Mapping Human History by Steve Olson
I finished Steve Olson's Mapping Human History a couple of weeks ago and have spent that time figuring out my reaction to the book. I am very interested in the whole field of archaeogenetics: using DNA to reconstruct macro aspects of human history: when did we emerge from Africa, what was the pathway to populating the continents, who got where when, etc. I commented on this in my review of Nicholas Wade's Before the Dawn.
I guess it is best just said that I would recommend Before the Dawn over Mapping Human History.
Mapping Human History is fine in terms of interesting information. The more I read though, the more irritated I became with the author.

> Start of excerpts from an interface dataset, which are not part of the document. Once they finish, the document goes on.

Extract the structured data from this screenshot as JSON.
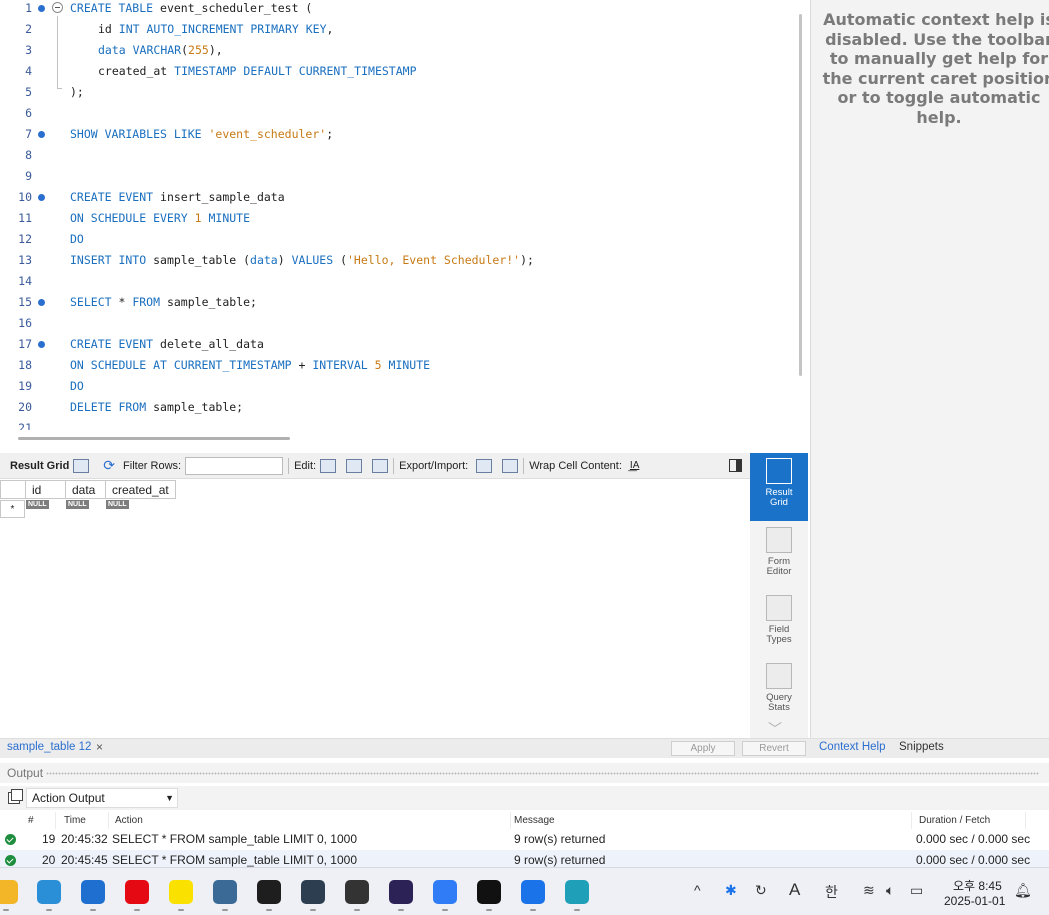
{
  "editor": {
    "lines": [
      {
        "n": "1",
        "marker": true,
        "fold": true,
        "indent": 0,
        "tokens": [
          {
            "t": "CREATE TABLE",
            "c": "kw"
          },
          {
            "t": " event_scheduler_test (",
            "c": ""
          }
        ]
      },
      {
        "n": "2",
        "marker": false,
        "fold": false,
        "indent": 4,
        "tokens": [
          {
            "t": "id ",
            "c": ""
          },
          {
            "t": "INT AUTO_INCREMENT PRIMARY KEY",
            "c": "kw"
          },
          {
            "t": ",",
            "c": ""
          }
        ]
      },
      {
        "n": "3",
        "marker": false,
        "fold": false,
        "indent": 4,
        "tokens": [
          {
            "t": "data ",
            "c": "kw"
          },
          {
            "t": "VARCHAR",
            "c": "kw"
          },
          {
            "t": "(",
            "c": ""
          },
          {
            "t": "255",
            "c": "num"
          },
          {
            "t": "),",
            "c": ""
          }
        ]
      },
      {
        "n": "4",
        "marker": false,
        "fold": false,
        "indent": 4,
        "tokens": [
          {
            "t": "created_at ",
            "c": ""
          },
          {
            "t": "TIMESTAMP DEFAULT CURRENT_TIMESTAMP",
            "c": "kw"
          }
        ]
      },
      {
        "n": "5",
        "marker": false,
        "fold": false,
        "indent": 0,
        "tokens": [
          {
            "t": ");",
            "c": ""
          }
        ]
      },
      {
        "n": "6",
        "marker": false,
        "fold": false,
        "indent": 0,
        "tokens": []
      },
      {
        "n": "7",
        "marker": true,
        "fold": false,
        "indent": 0,
        "tokens": [
          {
            "t": "SHOW VARIABLES LIKE ",
            "c": "kw"
          },
          {
            "t": "'event_scheduler'",
            "c": "str"
          },
          {
            "t": ";",
            "c": ""
          }
        ]
      },
      {
        "n": "8",
        "marker": false,
        "fold": false,
        "indent": 0,
        "tokens": []
      },
      {
        "n": "9",
        "marker": false,
        "fold": false,
        "indent": 0,
        "tokens": []
      },
      {
        "n": "10",
        "marker": true,
        "fold": false,
        "indent": 0,
        "tokens": [
          {
            "t": "CREATE EVENT",
            "c": "kw"
          },
          {
            "t": " insert_sample_data",
            "c": ""
          }
        ]
      },
      {
        "n": "11",
        "marker": false,
        "fold": false,
        "indent": 0,
        "tokens": [
          {
            "t": "ON SCHEDULE EVERY ",
            "c": "kw"
          },
          {
            "t": "1",
            "c": "num"
          },
          {
            "t": " MINUTE",
            "c": "kw"
          }
        ]
      },
      {
        "n": "12",
        "marker": false,
        "fold": false,
        "indent": 0,
        "tokens": [
          {
            "t": "DO",
            "c": "kw"
          }
        ]
      },
      {
        "n": "13",
        "marker": false,
        "fold": false,
        "indent": 0,
        "tokens": [
          {
            "t": "INSERT INTO",
            "c": "kw"
          },
          {
            "t": " sample_table (",
            "c": ""
          },
          {
            "t": "data",
            "c": "kw"
          },
          {
            "t": ") ",
            "c": ""
          },
          {
            "t": "VALUES",
            "c": "kw"
          },
          {
            "t": " (",
            "c": ""
          },
          {
            "t": "'Hello, Event Scheduler!'",
            "c": "str"
          },
          {
            "t": ");",
            "c": ""
          }
        ]
      },
      {
        "n": "14",
        "marker": false,
        "fold": false,
        "indent": 0,
        "tokens": []
      },
      {
        "n": "15",
        "marker": true,
        "fold": false,
        "indent": 0,
        "tokens": [
          {
            "t": "SELECT",
            "c": "kw"
          },
          {
            "t": " * ",
            "c": ""
          },
          {
            "t": "FROM",
            "c": "kw"
          },
          {
            "t": " sample_table;",
            "c": ""
          }
        ]
      },
      {
        "n": "16",
        "marker": false,
        "fold": false,
        "indent": 0,
        "tokens": []
      },
      {
        "n": "17",
        "marker": true,
        "fold": false,
        "indent": 0,
        "tokens": [
          {
            "t": "CREATE EVENT",
            "c": "kw"
          },
          {
            "t": " delete_all_data",
            "c": ""
          }
        ]
      },
      {
        "n": "18",
        "marker": false,
        "fold": false,
        "indent": 0,
        "tokens": [
          {
            "t": "ON SCHEDULE AT CURRENT_TIMESTAMP",
            "c": "kw"
          },
          {
            "t": " + ",
            "c": ""
          },
          {
            "t": "INTERVAL ",
            "c": "kw"
          },
          {
            "t": "5",
            "c": "num"
          },
          {
            "t": " MINUTE",
            "c": "kw"
          }
        ]
      },
      {
        "n": "19",
        "marker": false,
        "fold": false,
        "indent": 0,
        "tokens": [
          {
            "t": "DO",
            "c": "kw"
          }
        ]
      },
      {
        "n": "20",
        "marker": false,
        "fold": false,
        "indent": 0,
        "tokens": [
          {
            "t": "DELETE FROM",
            "c": "kw"
          },
          {
            "t": " sample_table;",
            "c": ""
          }
        ]
      },
      {
        "n": "21",
        "marker": false,
        "fold": false,
        "indent": 0,
        "tokens": []
      }
    ]
  },
  "context_help": {
    "text": "Automatic context help is disabled. Use the toolbar to manually get help for the current caret position or to toggle automatic help."
  },
  "result_toolbar": {
    "result_grid": "Result Grid",
    "filter_rows": "Filter Rows:",
    "filter_value": "",
    "edit": "Edit:",
    "export_import": "Export/Import:",
    "wrap_cell": "Wrap Cell Content:"
  },
  "grid": {
    "columns": [
      "id",
      "data",
      "created_at"
    ],
    "null_label": "NULL",
    "new_row_marker": "*"
  },
  "side_switcher": {
    "result_grid": [
      "Result",
      "Grid"
    ],
    "form_editor": [
      "Form",
      "Editor"
    ],
    "field_types": [
      "Field",
      "Types"
    ],
    "query_stats": [
      "Query",
      "Stats"
    ]
  },
  "bottom_tabs": {
    "result_tab": "sample_table 12",
    "close": "×",
    "apply": "Apply",
    "revert": "Revert",
    "context_help": "Context Help",
    "snippets": "Snippets"
  },
  "output": {
    "label": "Output",
    "select_value": "Action Output",
    "headers": [
      "#",
      "Time",
      "Action",
      "Message",
      "Duration / Fetch"
    ],
    "rows": [
      {
        "num": "19",
        "time": "20:45:32",
        "action": "SELECT * FROM sample_table LIMIT 0, 1000",
        "message": "9 row(s) returned",
        "duration": "0.000 sec / 0.000 sec"
      },
      {
        "num": "20",
        "time": "20:45:45",
        "action": "SELECT * FROM sample_table LIMIT 0, 1000",
        "message": "9 row(s) returned",
        "duration": "0.000 sec / 0.000 sec"
      }
    ]
  },
  "taskbar": {
    "apps": [
      {
        "name": "file-explorer-icon",
        "color": "#f2b628"
      },
      {
        "name": "browser-icon",
        "color": "#2a8fd6"
      },
      {
        "name": "app-window-icon",
        "color": "#1e6fd0"
      },
      {
        "name": "netflix-icon",
        "color": "#e50914"
      },
      {
        "name": "kakaotalk-icon",
        "color": "#fae100"
      },
      {
        "name": "mysql-workbench-icon",
        "color": "#3a6a95"
      },
      {
        "name": "figma-icon",
        "color": "#1e1e1e"
      },
      {
        "name": "circle-app-icon",
        "color": "#2c3e50"
      },
      {
        "name": "capture-tool-icon",
        "color": "#333333"
      },
      {
        "name": "eclipse-icon",
        "color": "#2c2255"
      },
      {
        "name": "app-store-icon",
        "color": "#2f7cf6"
      },
      {
        "name": "webstorm-icon",
        "color": "#111111"
      },
      {
        "name": "maps-icon",
        "color": "#1a73e8"
      },
      {
        "name": "edge-icon",
        "color": "#1fa0b8"
      }
    ],
    "tray": {
      "chevron": "^",
      "ime_letter": "A",
      "ime_hangul": "한",
      "time": "오후 8:45",
      "date": "2025-01-01"
    }
  }
}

The root of the issue is that Olson is mortally afraid that someone will read his book and come away with a strong sense that there are material genetic differences between the races and ethnicities across the globe. His belief, and which I share, is that differences in material prosperity between ethnic groups are much a function of individual variance and cultural values and that there is no basis to believe that the genetic differences between groups accounts for any perceived differences in history or prosperity.
Despite agreeing with him, I found it irritating to constantly being protected from coming to the wrong conclusion. Olson works so hard to hide differences that he undermines his own position and disrespects his reader at the same time. Overall, an informative book on an interesting topic but with a flaw in the writing style that subverts its overall narrative.